Type every record exactly as it appears.

DATA IN THIS EXERCISE:
- - - - - - -

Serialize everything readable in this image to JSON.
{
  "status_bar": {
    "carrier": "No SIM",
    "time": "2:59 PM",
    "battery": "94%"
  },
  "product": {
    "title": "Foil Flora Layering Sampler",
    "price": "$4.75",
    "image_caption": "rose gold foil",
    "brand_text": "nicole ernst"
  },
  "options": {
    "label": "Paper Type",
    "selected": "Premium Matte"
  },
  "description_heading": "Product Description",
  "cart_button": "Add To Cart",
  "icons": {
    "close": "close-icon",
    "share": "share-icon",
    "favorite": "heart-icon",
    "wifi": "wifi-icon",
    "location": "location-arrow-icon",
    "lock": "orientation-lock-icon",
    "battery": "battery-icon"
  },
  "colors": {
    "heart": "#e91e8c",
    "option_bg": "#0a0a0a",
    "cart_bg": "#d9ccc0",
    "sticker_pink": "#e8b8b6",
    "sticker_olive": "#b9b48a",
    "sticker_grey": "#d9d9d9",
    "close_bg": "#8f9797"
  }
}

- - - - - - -

WRITTEN RESPONSE:
Serialize everything readable in this image to JSON.
{
  "status_bar": {
    "carrier": "No SIM",
    "time": "2:59 PM",
    "battery": "94%"
  },
  "product": {
    "title": "Foil Flora Layering Sampler",
    "price": "$4.75",
    "image_caption": "rose gold foil",
    "brand_text": "nicole ernst"
  },
  "options": {
    "label": "Paper Type",
    "selected": "Premium Matte"
  },
  "description_heading": "Product Description",
  "cart_button": "Add To Cart",
  "icons": {
    "close": "close-icon",
    "share": "share-icon",
    "favorite": "heart-icon",
    "wifi": "wifi-icon",
    "location": "location-arrow-icon",
    "lock": "orientation-lock-icon",
    "battery": "battery-icon"
  },
  "colors": {
    "heart": "#e91e8c",
    "option_bg": "#0a0a0a",
    "cart_bg": "#d9ccc0",
    "sticker_pink": "#e8b8b6",
    "sticker_olive": "#b9b48a",
    "sticker_grey": "#d9d9d9",
    "close_bg": "#8f9797"
  }
}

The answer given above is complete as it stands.